After a four-year hiatus, Murray State will present Eve Ensler’s Vagina Monologues this weekend in support of a global woman empowerment movement called V-Day. The return of the production has some students stirred up, especially over some of the advertising slogans.
The V-Day campaign is about stopping violence against women and bringing awareness about issues women face, such as sexual assault, domestic violence and gender roles.
The Vagina Monologues is made up of a series of interviews Ensler conducted with hundreds of women who shared their life experiences, including stories of abuse.
“A loud, proud, in your face production like the Vagina Monologues can spark a shift in peoples’ minds and change their opinions on the rights and equal/fair treatment of women,” said Paige Tobye, sophomore from Sturgis, Kentucky, who plans to attend the show.
All proceeds from the tickets and swag will go to the Merryman House Domestic Crisis Center in Paducah.
The Murray State Women’s Center is sponsoring the play. The cast and crew are selling merchandise to help promote the cause as well.
The cast are selling T-shirts, buttons and posters with what some students have described as controversial statements on them, such as T-shirts that say “I heart vaginas,” “Orgasm donor” and buttons that just have the c – word on them.
“A lot of the buttons seem like crass language for the purpose of crass language, but they are all for raising awareness and publicity for the show,” said Shelby Frye, sophomore cast member from Paris, Tennessee.
Tobye said she believes that the controversy is a good thing because it has students talking about the Vagina Monologues.
Director Jasmine Wilkerson, graduate student from Americus, Georgia, said anyone who dismisses or criticizes the show because of the name or the merchandise should attend the production.
“I think that the concept of the Vagina Monologues can make people a little uncomfortable, and sometimes, that is just what is needed,” Tobye said. “Pushing people out of their comfort zones is necessary to create change.”
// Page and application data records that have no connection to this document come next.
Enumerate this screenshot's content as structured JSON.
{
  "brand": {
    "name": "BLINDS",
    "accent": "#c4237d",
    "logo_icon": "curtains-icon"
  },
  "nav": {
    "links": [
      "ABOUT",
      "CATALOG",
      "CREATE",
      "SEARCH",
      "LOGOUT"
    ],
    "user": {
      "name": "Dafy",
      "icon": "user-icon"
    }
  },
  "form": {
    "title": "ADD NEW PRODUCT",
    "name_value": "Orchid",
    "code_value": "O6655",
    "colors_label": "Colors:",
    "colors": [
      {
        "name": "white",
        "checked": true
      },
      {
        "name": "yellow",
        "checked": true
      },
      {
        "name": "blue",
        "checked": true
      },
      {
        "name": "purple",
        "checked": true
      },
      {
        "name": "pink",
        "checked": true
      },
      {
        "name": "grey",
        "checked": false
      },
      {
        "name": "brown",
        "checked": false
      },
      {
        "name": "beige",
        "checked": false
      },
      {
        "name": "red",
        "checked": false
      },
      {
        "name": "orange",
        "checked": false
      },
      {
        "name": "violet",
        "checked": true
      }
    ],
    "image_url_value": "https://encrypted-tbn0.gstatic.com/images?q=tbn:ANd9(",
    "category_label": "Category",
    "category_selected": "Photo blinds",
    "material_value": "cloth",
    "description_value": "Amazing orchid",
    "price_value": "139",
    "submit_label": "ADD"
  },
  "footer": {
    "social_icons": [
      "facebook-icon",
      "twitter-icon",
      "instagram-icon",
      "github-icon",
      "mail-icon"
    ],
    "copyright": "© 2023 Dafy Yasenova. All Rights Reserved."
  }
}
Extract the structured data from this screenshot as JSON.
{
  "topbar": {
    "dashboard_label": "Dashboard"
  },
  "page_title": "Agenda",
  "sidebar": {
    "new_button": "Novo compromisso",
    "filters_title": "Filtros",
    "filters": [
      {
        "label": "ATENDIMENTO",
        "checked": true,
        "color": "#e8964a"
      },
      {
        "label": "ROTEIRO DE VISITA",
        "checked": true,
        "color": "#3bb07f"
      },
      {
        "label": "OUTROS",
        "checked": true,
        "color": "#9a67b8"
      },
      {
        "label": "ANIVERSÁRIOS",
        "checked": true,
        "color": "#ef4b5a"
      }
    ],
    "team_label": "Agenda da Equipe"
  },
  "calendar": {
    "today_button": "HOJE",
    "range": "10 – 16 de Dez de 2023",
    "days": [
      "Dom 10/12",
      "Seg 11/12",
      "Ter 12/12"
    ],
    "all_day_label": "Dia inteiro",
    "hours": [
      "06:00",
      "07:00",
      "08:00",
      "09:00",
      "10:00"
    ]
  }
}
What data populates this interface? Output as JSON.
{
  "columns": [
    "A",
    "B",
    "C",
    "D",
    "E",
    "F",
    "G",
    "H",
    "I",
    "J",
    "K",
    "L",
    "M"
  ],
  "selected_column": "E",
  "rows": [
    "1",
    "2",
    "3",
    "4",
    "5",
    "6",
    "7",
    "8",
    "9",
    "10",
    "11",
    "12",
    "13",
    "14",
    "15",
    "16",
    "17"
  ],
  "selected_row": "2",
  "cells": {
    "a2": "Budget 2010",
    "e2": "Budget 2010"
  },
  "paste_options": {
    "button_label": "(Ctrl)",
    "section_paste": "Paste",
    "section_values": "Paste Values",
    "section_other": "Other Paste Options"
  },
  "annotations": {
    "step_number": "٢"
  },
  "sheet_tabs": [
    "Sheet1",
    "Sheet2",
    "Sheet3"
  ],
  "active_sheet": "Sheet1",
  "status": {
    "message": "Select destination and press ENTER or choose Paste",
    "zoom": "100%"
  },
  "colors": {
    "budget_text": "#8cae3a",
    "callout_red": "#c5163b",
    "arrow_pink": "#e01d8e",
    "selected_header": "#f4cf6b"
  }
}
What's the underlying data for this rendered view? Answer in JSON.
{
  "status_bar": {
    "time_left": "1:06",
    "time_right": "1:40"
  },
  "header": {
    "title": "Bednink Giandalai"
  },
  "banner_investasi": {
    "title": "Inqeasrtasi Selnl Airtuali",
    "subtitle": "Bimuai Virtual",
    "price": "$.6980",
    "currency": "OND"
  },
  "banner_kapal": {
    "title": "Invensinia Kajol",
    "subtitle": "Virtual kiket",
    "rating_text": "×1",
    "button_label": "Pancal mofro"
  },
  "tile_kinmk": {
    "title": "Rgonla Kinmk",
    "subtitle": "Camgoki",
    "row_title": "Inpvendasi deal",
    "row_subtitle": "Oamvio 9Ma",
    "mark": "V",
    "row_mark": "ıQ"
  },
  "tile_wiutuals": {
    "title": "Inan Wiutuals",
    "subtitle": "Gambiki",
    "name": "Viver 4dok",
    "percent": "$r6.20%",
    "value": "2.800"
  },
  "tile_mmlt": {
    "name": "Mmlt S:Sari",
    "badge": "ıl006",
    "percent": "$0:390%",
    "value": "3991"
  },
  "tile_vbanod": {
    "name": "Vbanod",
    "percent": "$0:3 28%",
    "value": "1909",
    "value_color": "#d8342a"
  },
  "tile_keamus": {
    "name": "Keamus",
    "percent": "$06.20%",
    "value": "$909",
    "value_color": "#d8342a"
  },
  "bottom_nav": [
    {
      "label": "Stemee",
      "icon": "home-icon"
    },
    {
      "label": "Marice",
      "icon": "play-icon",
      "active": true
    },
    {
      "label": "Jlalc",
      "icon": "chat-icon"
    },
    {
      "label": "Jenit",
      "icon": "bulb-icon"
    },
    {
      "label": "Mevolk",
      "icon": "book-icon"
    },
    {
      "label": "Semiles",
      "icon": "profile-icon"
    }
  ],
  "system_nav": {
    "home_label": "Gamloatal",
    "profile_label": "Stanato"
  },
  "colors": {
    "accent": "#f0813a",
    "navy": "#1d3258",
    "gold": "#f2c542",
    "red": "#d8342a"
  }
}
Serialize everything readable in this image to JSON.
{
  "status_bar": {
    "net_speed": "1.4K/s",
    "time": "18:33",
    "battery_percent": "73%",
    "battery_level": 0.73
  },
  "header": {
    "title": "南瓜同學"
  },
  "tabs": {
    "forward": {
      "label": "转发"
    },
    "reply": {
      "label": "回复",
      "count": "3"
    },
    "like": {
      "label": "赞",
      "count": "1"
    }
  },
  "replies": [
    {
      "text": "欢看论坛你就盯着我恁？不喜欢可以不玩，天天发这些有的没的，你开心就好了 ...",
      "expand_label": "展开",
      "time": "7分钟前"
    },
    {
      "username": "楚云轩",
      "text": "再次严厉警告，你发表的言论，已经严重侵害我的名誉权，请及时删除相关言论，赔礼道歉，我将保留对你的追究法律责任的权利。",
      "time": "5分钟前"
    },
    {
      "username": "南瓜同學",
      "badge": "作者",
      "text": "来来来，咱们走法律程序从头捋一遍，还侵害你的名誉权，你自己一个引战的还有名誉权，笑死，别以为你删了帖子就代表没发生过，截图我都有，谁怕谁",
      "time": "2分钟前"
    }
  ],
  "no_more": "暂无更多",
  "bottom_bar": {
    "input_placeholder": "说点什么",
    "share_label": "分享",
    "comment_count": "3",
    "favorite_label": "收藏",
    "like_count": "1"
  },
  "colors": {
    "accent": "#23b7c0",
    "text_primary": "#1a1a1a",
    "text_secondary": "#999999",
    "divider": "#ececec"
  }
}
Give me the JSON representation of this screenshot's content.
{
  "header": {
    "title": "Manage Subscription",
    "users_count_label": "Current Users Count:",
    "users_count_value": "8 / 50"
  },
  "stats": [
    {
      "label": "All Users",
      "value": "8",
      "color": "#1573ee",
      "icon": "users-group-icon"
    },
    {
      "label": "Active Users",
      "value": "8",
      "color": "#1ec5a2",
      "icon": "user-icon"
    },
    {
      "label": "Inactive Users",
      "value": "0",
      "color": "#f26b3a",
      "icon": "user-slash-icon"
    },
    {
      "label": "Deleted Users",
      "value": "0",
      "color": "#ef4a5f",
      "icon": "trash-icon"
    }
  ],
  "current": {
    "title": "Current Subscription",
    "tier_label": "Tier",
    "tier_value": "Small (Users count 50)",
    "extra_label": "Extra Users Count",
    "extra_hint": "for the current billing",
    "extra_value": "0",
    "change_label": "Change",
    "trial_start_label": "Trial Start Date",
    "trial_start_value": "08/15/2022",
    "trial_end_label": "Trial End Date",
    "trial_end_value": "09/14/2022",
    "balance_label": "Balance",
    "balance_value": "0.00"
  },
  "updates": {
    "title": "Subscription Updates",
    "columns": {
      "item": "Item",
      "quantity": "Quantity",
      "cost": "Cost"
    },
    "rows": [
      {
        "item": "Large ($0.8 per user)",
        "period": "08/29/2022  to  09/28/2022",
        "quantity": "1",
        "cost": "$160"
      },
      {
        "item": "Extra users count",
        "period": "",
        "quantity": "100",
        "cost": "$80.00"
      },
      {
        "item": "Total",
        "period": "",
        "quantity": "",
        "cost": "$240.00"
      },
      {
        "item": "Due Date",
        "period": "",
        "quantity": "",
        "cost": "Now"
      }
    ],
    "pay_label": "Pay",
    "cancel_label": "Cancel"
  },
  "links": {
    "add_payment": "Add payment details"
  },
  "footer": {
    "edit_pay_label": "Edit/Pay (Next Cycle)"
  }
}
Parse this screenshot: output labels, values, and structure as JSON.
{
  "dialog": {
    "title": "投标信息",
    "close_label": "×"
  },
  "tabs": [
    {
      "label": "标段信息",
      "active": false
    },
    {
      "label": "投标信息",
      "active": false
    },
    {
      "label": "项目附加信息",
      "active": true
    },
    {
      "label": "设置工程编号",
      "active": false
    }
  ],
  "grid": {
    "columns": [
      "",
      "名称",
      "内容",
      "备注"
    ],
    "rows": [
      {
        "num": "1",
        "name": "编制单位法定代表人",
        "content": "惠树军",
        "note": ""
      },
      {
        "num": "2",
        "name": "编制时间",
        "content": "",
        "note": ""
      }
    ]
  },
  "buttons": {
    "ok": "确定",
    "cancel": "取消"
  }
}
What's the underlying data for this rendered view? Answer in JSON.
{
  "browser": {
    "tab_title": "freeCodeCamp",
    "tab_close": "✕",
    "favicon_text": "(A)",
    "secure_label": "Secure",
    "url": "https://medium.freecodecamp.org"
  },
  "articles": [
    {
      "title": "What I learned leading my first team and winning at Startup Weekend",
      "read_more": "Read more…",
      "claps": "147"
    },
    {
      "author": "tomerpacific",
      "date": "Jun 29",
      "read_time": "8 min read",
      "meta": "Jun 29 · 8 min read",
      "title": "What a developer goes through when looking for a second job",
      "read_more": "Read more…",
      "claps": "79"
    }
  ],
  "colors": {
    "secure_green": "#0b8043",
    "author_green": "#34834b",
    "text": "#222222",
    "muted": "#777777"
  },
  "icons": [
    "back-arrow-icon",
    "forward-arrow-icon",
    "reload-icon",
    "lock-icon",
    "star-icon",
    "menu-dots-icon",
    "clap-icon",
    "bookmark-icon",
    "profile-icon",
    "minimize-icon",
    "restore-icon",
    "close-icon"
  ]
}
V-Day was started by Ensler, the author of the Vagina Monologues, and was conceived to create awareness, but also to empower women everywhere.
“The monologues deal with all sorts of women’s issues, some serious stuff as well as trivial things,” Frye said. “It goes from very serious topics to more lighthearted topics pretty quickly to keep it light but still serious enough that you go away with something from it.”
Wilkerson said this production is based on real experiences and real interviews. She said these are issues women are facing today, for instance, sexual assault and discrimination.
At first glance, the production could come off as vulgar.
The language used is abrupt and the gestures are more than suggestive, but the production is based on real situations. Therefore, terminology was not chosen for a shock factor but reflects what actually happened to women. Wilkerson said these issues have been stigmatized and she is hoping this performance can help dissipate that stigma and bring light to the situations discussed.
“People don’t want to talk about it because they don’t know how to talk about it,” Wilkerson said.
The production, Wilkerson said, will have a trigger warning at the beginning of the play. She said she knows some women may be able to connect to some of the monologues on a deeper level so everyone should be aware of the contents.
Executive Director of the Merryman House Mary Foley said they serve thousands of women each year and any donation would help the organization stay operational.
“This is something that is a personal belief of mine,” Wilkerson said. “It makes me happy to be able to rebirth this show and give 100 percent to something that is bigger than me; a bigger cause.”